The surgeon at first told me to breathe and then stopped himself and said, "You know what to do better than I do. You are the meditation teacher. Do what you know is best for you and we will give you the time." So I sat in the exam room with a gaping hole in my mouth, numb, crying my eyes out and sobbing out loud. It was such an awful, helpless experience. I texted home and asked for someone to come pick me after the procedure. I knew I couldn't drive home, but I also knew that because there was a gaping hole in my mouth, in my bone, I had to pull myself together to let them finish. I sat for 10-15 minutes or so trying to calm myself down, but the tears and the shaking needed to come out. This is PTSD. This is what it can do.
I didn't have much care to be embarrassed until I had to do the walk of shame out of the exam room. Makeup running down my eyes. Swollen. Puffy. Unable to talk correctly. Sniffling. Shaking inside. It was terrible. I walked into the waiting area and saw my Mom sitting there. I just waved to her and walked outside to wait for her. When she stepped outside the door I broke down again. I was reliving something I can't even remember. Talk about confusing.
I was so grateful to not have to drive myself home. When I got in the house, my German Shepherd Sailor was waiting for me. She knew something was wrong. She knows my anxiety. I knelt down and hugged her and sure enough, she began gently licking the side of my face they were working on and then proceeded to lick away my tears. I laid down on my bed and pulled up the weighted blanket that I own. It is an 18lb blanket and I couldn't have needed that counter pressure more. She then hopped up there with me and crawled up near my chest. Sailor laid her paws across my chest to hold me and reached up and licked my face again and then rested her head next to mine.

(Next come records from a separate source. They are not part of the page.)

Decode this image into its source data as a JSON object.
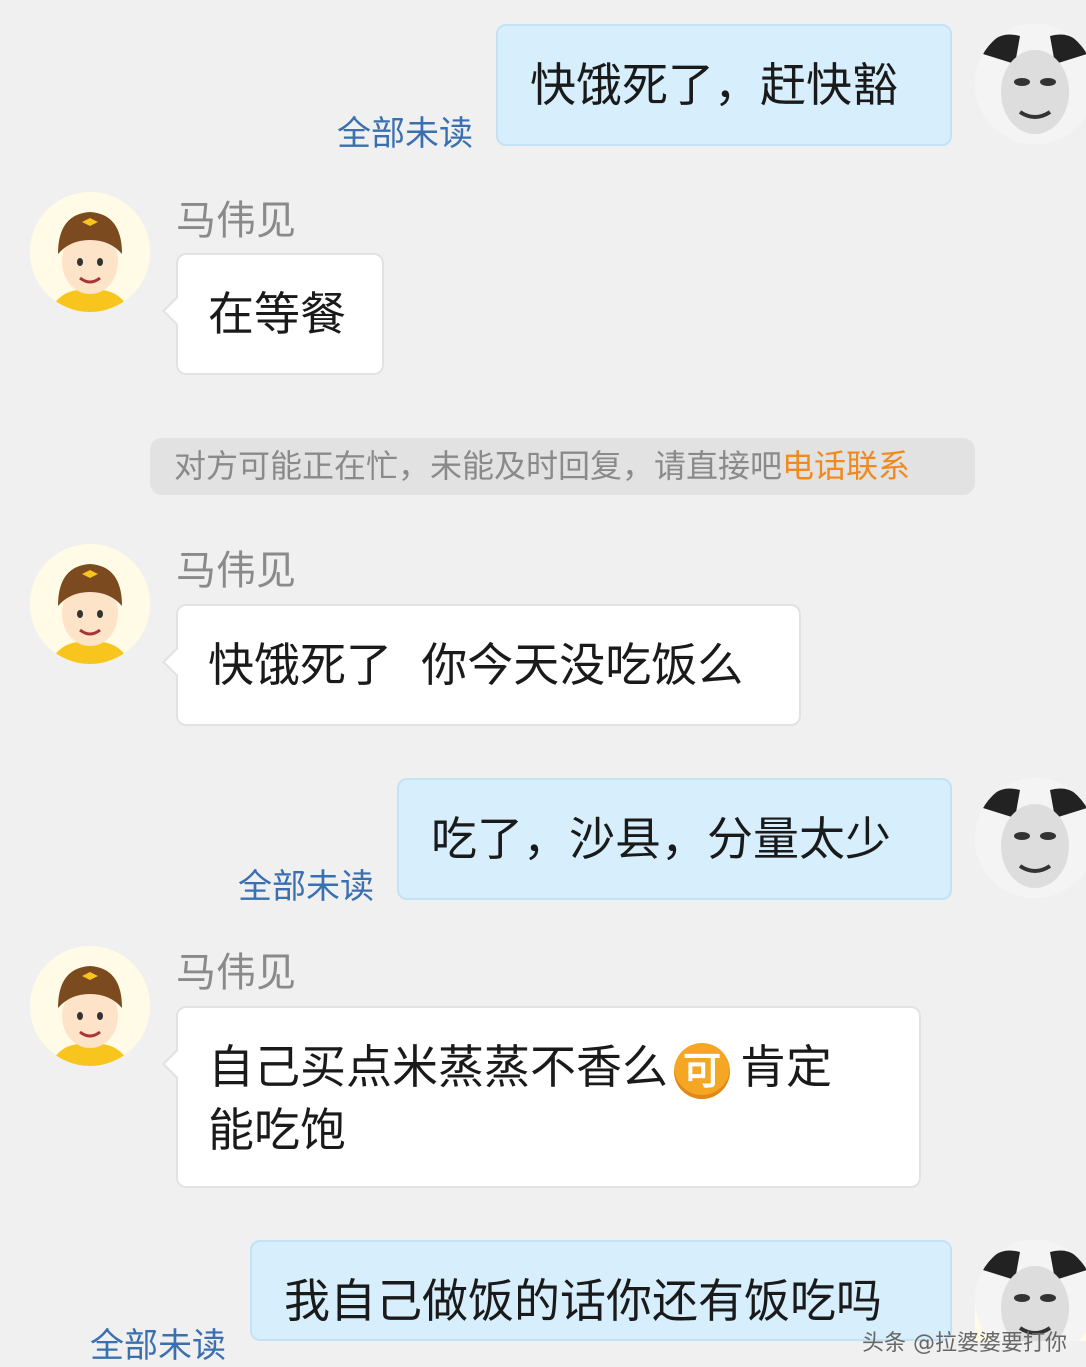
{
  "contact_name": "马伟见",
  "read_status": "全部未读",
  "messages": [
    {
      "side": "out",
      "text": "快饿死了，赶快豁"
    },
    {
      "side": "in",
      "text": "在等餐"
    },
    {
      "side": "in",
      "text": "快饿死了  你今天没吃饭么"
    },
    {
      "side": "out",
      "text": "吃了，沙县，分量太少"
    },
    {
      "side": "in",
      "text_before": "自己买点米蒸蒸不香么",
      "emoji_char": "可",
      "text_after": "肯定",
      "text_line2": "能吃饱"
    },
    {
      "side": "out",
      "text": "我自己做饭的话你还有饭吃吗"
    }
  ],
  "notice": {
    "text": "对方可能正在忙，未能及时回复，请直接吧",
    "link": "电话联系"
  },
  "icons": {
    "self_avatar": "meme-face-avatar",
    "courier_avatar": "courier-helmet-avatar",
    "emoji": "ke-emoji-icon"
  },
  "colors": {
    "outgoing_bubble": "#d7effd",
    "incoming_bubble": "#ffffff",
    "status_blue": "#3a6fb0",
    "notice_link": "#f08a1c"
  },
  "watermark": "头条 @拉婆婆要打你"
}
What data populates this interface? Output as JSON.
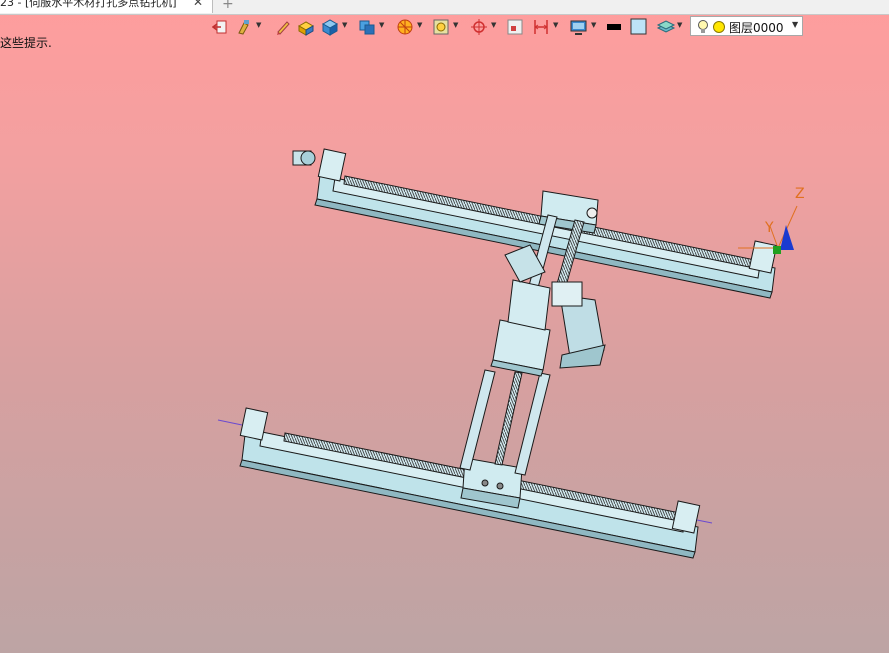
{
  "tab": {
    "title": "23 - [伺服水平木材打孔多点钻孔机]",
    "close_glyph": "✕",
    "new_tab_glyph": "+"
  },
  "hint": "这些提示.",
  "toolbar": {
    "icons": [
      "exit-icon",
      "brush-icon",
      "pencil-icon",
      "solid-icon",
      "cube-icon",
      "view-icon",
      "render-icon",
      "section-icon",
      "snap-icon",
      "select-icon",
      "dimension-icon",
      "display-icon",
      "color-black",
      "color-lightblue",
      "layer-manager-icon"
    ],
    "colors": {
      "black": "#000000",
      "light_blue": "#bde3f7",
      "accent": "#d04a20"
    }
  },
  "layer": {
    "name": "图层0000",
    "dropdown_glyph": "▼"
  },
  "axis": {
    "x": "X",
    "y": "Y",
    "z": "Z"
  }
}
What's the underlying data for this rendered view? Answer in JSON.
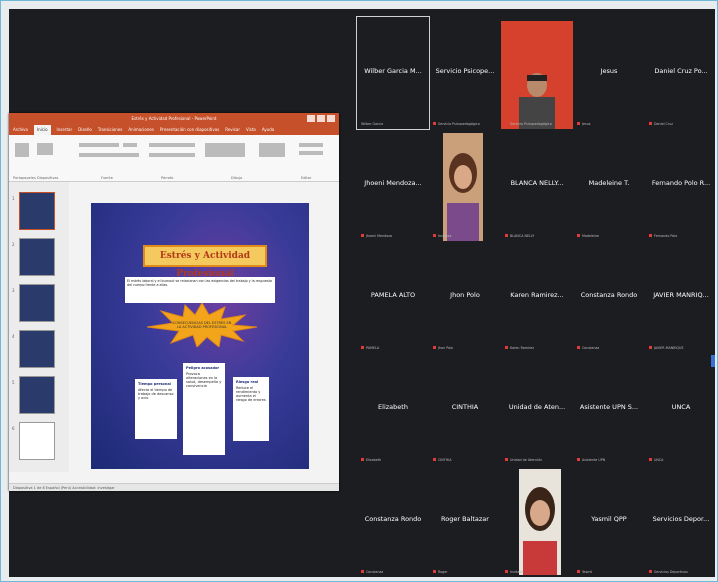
{
  "ppt": {
    "title": "Estrés y Actividad Profesional - PowerPoint",
    "tabs": [
      "Archivo",
      "Inicio",
      "Insertar",
      "Diseño",
      "Transiciones",
      "Animaciones",
      "Presentación con diapositivas",
      "Revisar",
      "Vista",
      "Ayuda"
    ],
    "ribbon_groups": [
      "Portapapeles",
      "Diapositivas",
      "Fuente",
      "Párrafo",
      "Dibujo",
      "Editar"
    ],
    "status": "Diapositiva 1 de 8  Español (Perú)  Accesibilidad: investigar"
  },
  "slide": {
    "title": "Estrés y Actividad Profesional",
    "intro": "El estrés laboral y el burnout se relacionan con las exigencias del trabajo y la respuesta del cuerpo frente a ellas.",
    "star_text": "CONSECUENCIAS DEL ESTRÉS EN LA ACTIVIDAD PROFESIONAL",
    "boxes": [
      {
        "heading": "Tiempo personal",
        "text": "Afecta el tiempo de trabajo de descanso y ocio"
      },
      {
        "heading": "Peligro acosador",
        "text": "Provoca alteraciones en la salud, desempeño y convivencia"
      },
      {
        "heading": "Riesgo real",
        "text": "Reduce el rendimiento y aumenta el riesgo de errores"
      }
    ]
  },
  "participants": [
    {
      "name": "Wilber Garcia M...",
      "foot": "Wilber Garcia",
      "mic": false
    },
    {
      "name": "Servicio Psicope...",
      "foot": "Servicio Psicopedagógico",
      "mic": true
    },
    {
      "name": "",
      "foot": "Servicio Psicopedagógico",
      "mic": true,
      "video": "man"
    },
    {
      "name": "Jesus",
      "foot": "Jesus",
      "mic": true
    },
    {
      "name": "Daniel Cruz Po...",
      "foot": "Daniel Cruz",
      "mic": true
    },
    {
      "name": "Jhoeni Mendoza...",
      "foot": "Jhoeni Mendoza",
      "mic": true
    },
    {
      "name": "",
      "foot": "Invitada",
      "mic": true,
      "video": "woman1"
    },
    {
      "name": "BLANCA NELLY...",
      "foot": "BLANCA NELLY",
      "mic": true
    },
    {
      "name": "Madeleine T.",
      "foot": "Madeleine",
      "mic": true
    },
    {
      "name": "Fernando Polo R...",
      "foot": "Fernando Polo",
      "mic": true
    },
    {
      "name": "PAMELA ALTO",
      "foot": "PAMELA",
      "mic": true
    },
    {
      "name": "Jhon Polo",
      "foot": "Jhon Polo",
      "mic": true
    },
    {
      "name": "Karen Ramirez...",
      "foot": "Karen Ramirez",
      "mic": true
    },
    {
      "name": "Constanza Rondo",
      "foot": "Constanza",
      "mic": true
    },
    {
      "name": "JAVIER MANRIQ...",
      "foot": "JAVIER MANRIQUE",
      "mic": true
    },
    {
      "name": "Elizabeth",
      "foot": "Elizabeth",
      "mic": true
    },
    {
      "name": "CINTHIA",
      "foot": "CINTHIA",
      "mic": true
    },
    {
      "name": "Unidad de Aten...",
      "foot": "Unidad de Atención",
      "mic": true
    },
    {
      "name": "Asistente UPN S...",
      "foot": "Asistente UPN",
      "mic": true
    },
    {
      "name": "UNCA",
      "foot": "UNCA",
      "mic": true
    },
    {
      "name": "Constanza Rondo",
      "foot": "Constanza",
      "mic": true
    },
    {
      "name": "Roger Baltazar",
      "foot": "Roger",
      "mic": true
    },
    {
      "name": "",
      "foot": "Invitada",
      "mic": true,
      "video": "woman2"
    },
    {
      "name": "Yasmil QPP",
      "foot": "Yasmil",
      "mic": true
    },
    {
      "name": "Servicios Depor...",
      "foot": "Servicios Deportivos",
      "mic": true
    }
  ]
}
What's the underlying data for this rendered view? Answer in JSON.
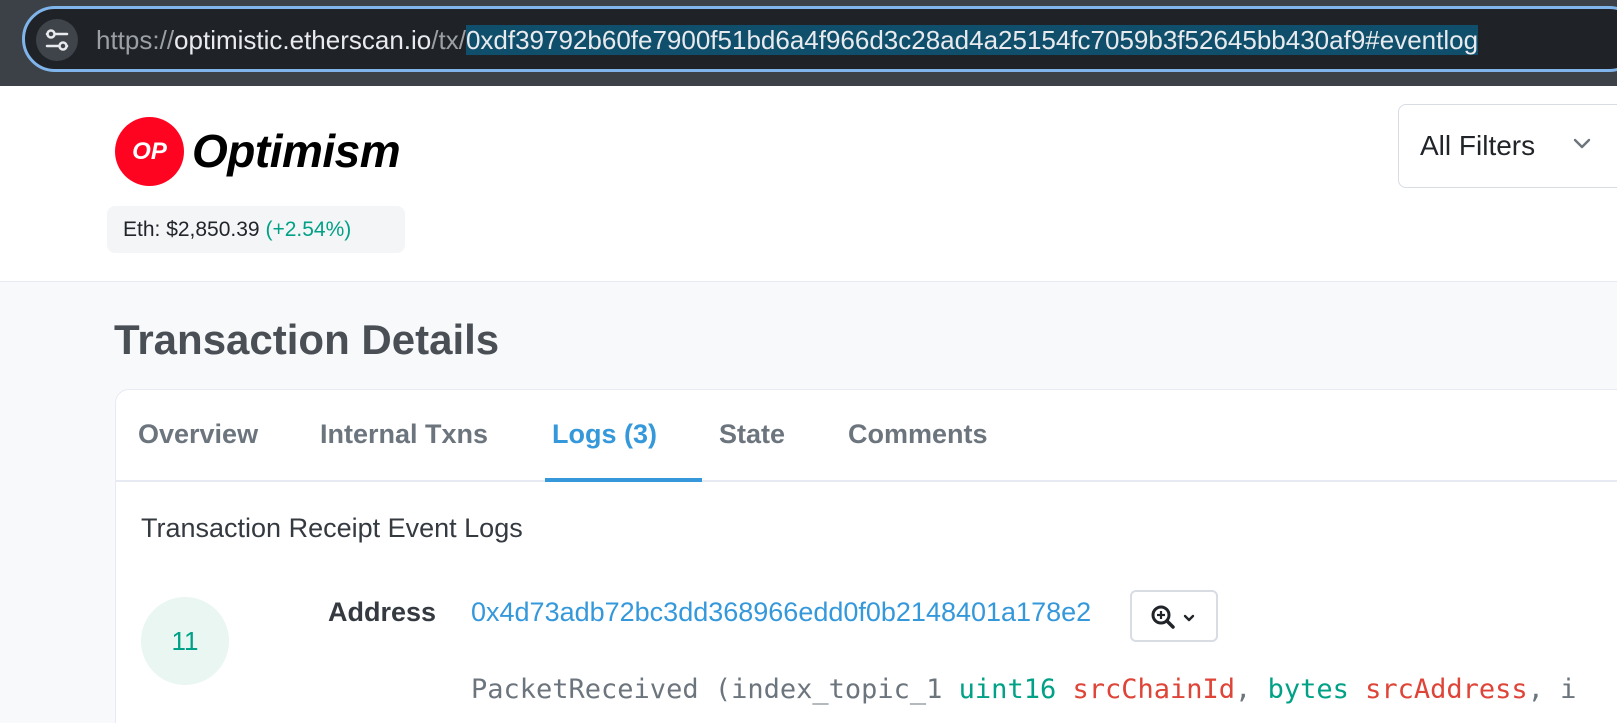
{
  "browser": {
    "url_scheme": "https://",
    "url_host": "optimistic.etherscan.io",
    "url_path": "/tx/",
    "url_selected": "0xdf39792b60fe7900f51bd6a4f966d3c28ad4a25154fc7059b3f52645bb430af9",
    "url_hash": "#eventlog",
    "site_info_icon": "tune-icon"
  },
  "header": {
    "logo_text": "OP",
    "brand": "Optimism",
    "price_label": "Eth: $2,850.39",
    "price_change": "(+2.54%)",
    "filter_label": "All Filters"
  },
  "main": {
    "page_title": "Transaction Details",
    "tabs": [
      {
        "label": "Overview",
        "active": false
      },
      {
        "label": "Internal Txns",
        "active": false
      },
      {
        "label": "Logs (3)",
        "active": true
      },
      {
        "label": "State",
        "active": false
      },
      {
        "label": "Comments",
        "active": false
      }
    ],
    "section_title": "Transaction Receipt Event Logs",
    "log": {
      "index": "11",
      "address_label": "Address",
      "address": "0x4d73adb72bc3dd368966edd0f0b2148401a178e2",
      "event_name": "PacketReceived (index_topic_1 ",
      "p1_type": "uint16",
      "p1_name": "srcChainId",
      "sep": ", ",
      "p2_type": "bytes",
      "p2_name": "srcAddress",
      "tail": ", i"
    }
  },
  "colors": {
    "accent": "#3498db",
    "success": "#00a186",
    "param_name": "#de4437",
    "op_red": "#ff0420"
  }
}
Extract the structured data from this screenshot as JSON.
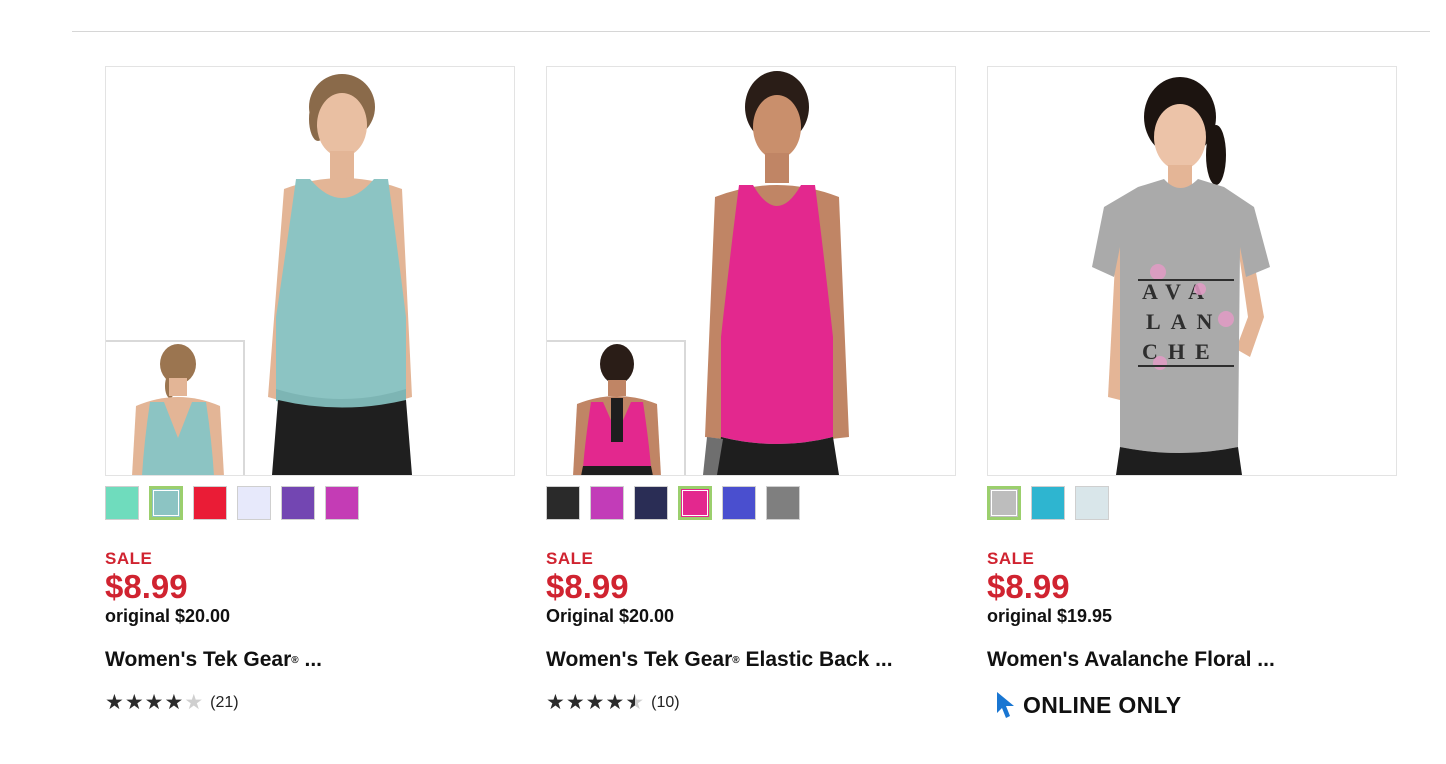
{
  "products": [
    {
      "sale_label": "SALE",
      "sale_price": "$8.99",
      "original_price": "original $20.00",
      "title_prefix": "Women's Tek Gear",
      "title_suffix": " ...",
      "reg_mark": "®",
      "stars": 4,
      "rating_count": "(21)",
      "swatch_colors": [
        "#6fdcbd",
        "#8cc4c3",
        "#ea1c36",
        "#e7e9fb",
        "#7346b2",
        "#c43cb5"
      ],
      "selected_swatch": 1
    },
    {
      "sale_label": "SALE",
      "sale_price": "$8.99",
      "original_price": "Original $20.00",
      "title_prefix": "Women's Tek Gear",
      "title_suffix": " Elastic Back ...",
      "reg_mark": "®",
      "stars": 4.5,
      "rating_count": "(10)",
      "swatch_colors": [
        "#2a2a2a",
        "#c23cb8",
        "#2a2d55",
        "#e3288e",
        "#4a4fcf",
        "#7f7f7f"
      ],
      "selected_swatch": 3
    },
    {
      "sale_label": "SALE",
      "sale_price": "$8.99",
      "original_price": "original $19.95",
      "title": "Women's Avalanche Floral ...",
      "online_only": "ONLINE ONLY",
      "graphic_text": [
        "AVA",
        "LAN",
        "CHE"
      ],
      "swatch_colors": [
        "#bdbdbd",
        "#2eb5d0",
        "#d9e6ea"
      ],
      "selected_swatch": 0
    }
  ],
  "colors": {
    "sale": "#d02330",
    "selected_border": "#9bcf6d",
    "online_icon": "#1976d2"
  }
}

I have told the Marines who come to me that it can be so difficult to explain PTSD to those who don't have it. It is not something you can turn on and off. It turns itself on and off without warning. I have told them also that they don't need to explain it to those who don't wish to understand. It is only their understanding of themselves that matters. They need to learn about how it operates inside of them and develop some tools to have for the good days and some tools to have in place for the really, really bad days. This was one of those really, really bad days for me. It was exhausting from the inside out and it didn't let go of me for a few days. I was grateful to have Sailor as my nurse, checking on me, laying with me, healing me. In Native American culture, there is a belief that animals have "medicine" to share with us. Sailor gave me her "medicine" on those days, as well as, her loyalty.